THE STATE OF WOMEN IN SOMALIA
Somalia is ranked to be the worst place to be a mother, according to a report titled "State of the World's Mothers" published by Save the Children in 2015 that compared 179 countries regarding maternal health, child mortality, education, and level of women income and political status.
"The most dangerous thing a woman in Somalia can do is to become pregnant. When a woman becomes pregnant, her life is 50-50 because there is no antenatal care at all. There are no hospitals, no healthcare, no nothing. Add to that the rape cases that happen on a daily basis, the female genital mutilation that is being done to every single girl in Somalia. Add to that the famine and the drought. Add to that the fighting (which means) you can die any minute, any day.” Somalis' former Minister of Women Maryam Qasim.
95% of women undergo female genital mutilation, usually between the ages of 4 and 11 and only 9% of women give birth to a health facility (UNICEF)
According to a survey carried by Radio Ergo participated by 165 women from 11 towns in Somalia, 65 % of the women said they are divorced.
Violence against women in Somalia is the highest in Africa, according to Mogadishu's Somali Women Development Centre which provides support to victims.
Rape: in 2013 Human Rights reported that rape is "normal" in Somalia. United Nations reported nearly 800 cases of sexual and gender-based violence in Mogadishu alone for the first six months of 2013. The actual number is likely much higher. Many victims will not report rape and sexual assault because they lack confidence in the justice system, are unaware of available health and justice services or cannot access them, and fear reprisal and stigma should they report rape.
According to the UN Children’s Fund (UNICEF), about one-third of victims of sexual violence in Somalia are children.
Women in Somalia are subjected to a strict interpretation of the Islamic law under the religious authorities, especially under the extremist Al-Shabaab group; one case that shocked the world, in 2008 Al-Shabaab group stoned to death 13-year-old rape victim, accusing her of adultery.

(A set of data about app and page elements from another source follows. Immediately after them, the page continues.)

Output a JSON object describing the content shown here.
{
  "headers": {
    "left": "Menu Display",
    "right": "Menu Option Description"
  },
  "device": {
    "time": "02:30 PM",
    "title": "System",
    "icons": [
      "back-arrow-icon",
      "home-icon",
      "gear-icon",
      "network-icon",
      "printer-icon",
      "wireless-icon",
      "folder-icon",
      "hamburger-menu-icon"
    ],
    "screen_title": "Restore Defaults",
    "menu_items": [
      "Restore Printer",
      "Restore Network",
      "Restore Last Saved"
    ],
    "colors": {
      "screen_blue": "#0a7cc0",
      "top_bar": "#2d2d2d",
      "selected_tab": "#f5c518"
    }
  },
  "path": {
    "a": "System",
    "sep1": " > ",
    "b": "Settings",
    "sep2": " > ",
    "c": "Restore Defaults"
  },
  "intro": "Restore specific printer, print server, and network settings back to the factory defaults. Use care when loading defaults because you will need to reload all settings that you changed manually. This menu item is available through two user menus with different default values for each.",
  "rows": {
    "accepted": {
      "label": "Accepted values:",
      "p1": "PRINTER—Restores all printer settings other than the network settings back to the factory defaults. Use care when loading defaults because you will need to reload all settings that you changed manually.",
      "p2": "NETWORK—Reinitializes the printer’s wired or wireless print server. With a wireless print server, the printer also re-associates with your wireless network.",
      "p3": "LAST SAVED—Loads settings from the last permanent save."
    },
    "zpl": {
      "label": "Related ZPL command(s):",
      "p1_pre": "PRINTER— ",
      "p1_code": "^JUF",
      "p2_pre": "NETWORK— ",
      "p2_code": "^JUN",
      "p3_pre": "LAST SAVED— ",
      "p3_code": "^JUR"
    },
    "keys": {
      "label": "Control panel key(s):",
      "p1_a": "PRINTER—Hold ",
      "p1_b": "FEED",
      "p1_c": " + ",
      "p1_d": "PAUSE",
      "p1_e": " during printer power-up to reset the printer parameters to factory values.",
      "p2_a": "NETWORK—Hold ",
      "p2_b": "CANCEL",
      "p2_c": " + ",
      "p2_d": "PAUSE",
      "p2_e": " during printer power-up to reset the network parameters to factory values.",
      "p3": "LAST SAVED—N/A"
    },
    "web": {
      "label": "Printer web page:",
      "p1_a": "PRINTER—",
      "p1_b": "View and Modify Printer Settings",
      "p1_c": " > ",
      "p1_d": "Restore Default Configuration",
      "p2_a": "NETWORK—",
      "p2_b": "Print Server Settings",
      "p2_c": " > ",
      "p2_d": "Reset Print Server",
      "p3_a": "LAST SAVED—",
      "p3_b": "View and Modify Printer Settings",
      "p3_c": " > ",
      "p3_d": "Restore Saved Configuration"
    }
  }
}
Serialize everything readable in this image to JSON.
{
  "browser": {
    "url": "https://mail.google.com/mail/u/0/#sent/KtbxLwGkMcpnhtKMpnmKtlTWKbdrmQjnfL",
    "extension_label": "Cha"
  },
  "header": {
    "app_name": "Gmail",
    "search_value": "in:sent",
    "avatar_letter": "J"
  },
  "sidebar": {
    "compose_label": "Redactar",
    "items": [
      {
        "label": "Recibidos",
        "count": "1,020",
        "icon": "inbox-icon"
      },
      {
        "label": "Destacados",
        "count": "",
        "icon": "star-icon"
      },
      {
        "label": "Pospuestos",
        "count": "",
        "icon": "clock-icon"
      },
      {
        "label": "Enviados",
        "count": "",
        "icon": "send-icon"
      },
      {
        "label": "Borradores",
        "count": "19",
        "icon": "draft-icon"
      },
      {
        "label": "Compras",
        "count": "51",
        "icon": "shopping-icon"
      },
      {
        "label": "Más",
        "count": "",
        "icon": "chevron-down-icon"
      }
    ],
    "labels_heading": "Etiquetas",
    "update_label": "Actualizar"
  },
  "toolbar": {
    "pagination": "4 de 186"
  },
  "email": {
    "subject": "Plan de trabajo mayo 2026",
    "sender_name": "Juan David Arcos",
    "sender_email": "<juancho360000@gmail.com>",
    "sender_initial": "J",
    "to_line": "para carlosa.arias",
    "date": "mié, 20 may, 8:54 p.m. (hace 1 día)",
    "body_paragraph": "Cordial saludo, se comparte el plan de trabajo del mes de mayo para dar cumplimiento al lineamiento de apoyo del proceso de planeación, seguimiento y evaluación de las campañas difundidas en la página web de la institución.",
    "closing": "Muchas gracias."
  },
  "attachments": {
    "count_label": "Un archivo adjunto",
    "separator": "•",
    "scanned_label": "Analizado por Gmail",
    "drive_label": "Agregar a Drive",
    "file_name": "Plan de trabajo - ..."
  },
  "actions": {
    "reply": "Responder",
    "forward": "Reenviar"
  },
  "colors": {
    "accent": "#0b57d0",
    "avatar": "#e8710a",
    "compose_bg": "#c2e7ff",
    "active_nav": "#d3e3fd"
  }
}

With all these problems and many others, it is when a Somali woman becomes a Christian that she faces the most severe punishment.
April 09, 2018
Somaliland elders approve 'historic' law criminalising rape
NAIROBI, April 9 (Thomson Reuters Foundation) - Rapists in Somaliland face up to 20 years in jail after the break-away conservative Islamic region passed its first law against rape in a drive to combat gender violence, a senior official said on Monday.
The bill, which passed parliament’s upper house on Saturday, also criminalises other forms of gender violence such as forced marriage, trafficking for sexual slavery and sexual harassment.
Ayan Mahamoud, Somaliland’s representative in Britain, said the draft law had been awaiting parliamentary approval for years - and that President Musa Bihi Abdi’s government, which was elected in November, saw curbing sex crimes as a priority.
February 10, 2018
Authorities in the self-declared republic of Somaliland have issued a religious fatwa banning the practice of female genital mutilation and vowed to punish violators.
October 04, 2016
Kawser praat zo zacht dat je dichterbij moet gaan zitten om haar te verstaan. Maar haar liefde voor Jezus zorgt ervoor dat ze vol overtuiging over Hem spreekt. De sluier die ooit haar hoofd bedekte, hangt nu losjes om haar schouders.
October 04, 2016
MOGADISHU, Somalia - The Somali clerics council has called for a quota for the presence of women in the parliament after the upcoming elections, arguing that the provision is not in conformity with Islam...
NAIROBI, June 11 (Thomson Reuters Foundation) - Men in war-torn Somalia suffer high rates of drug addiction, divorce and mental illness, researchers said, urging donors to do more to support men and strengthen families.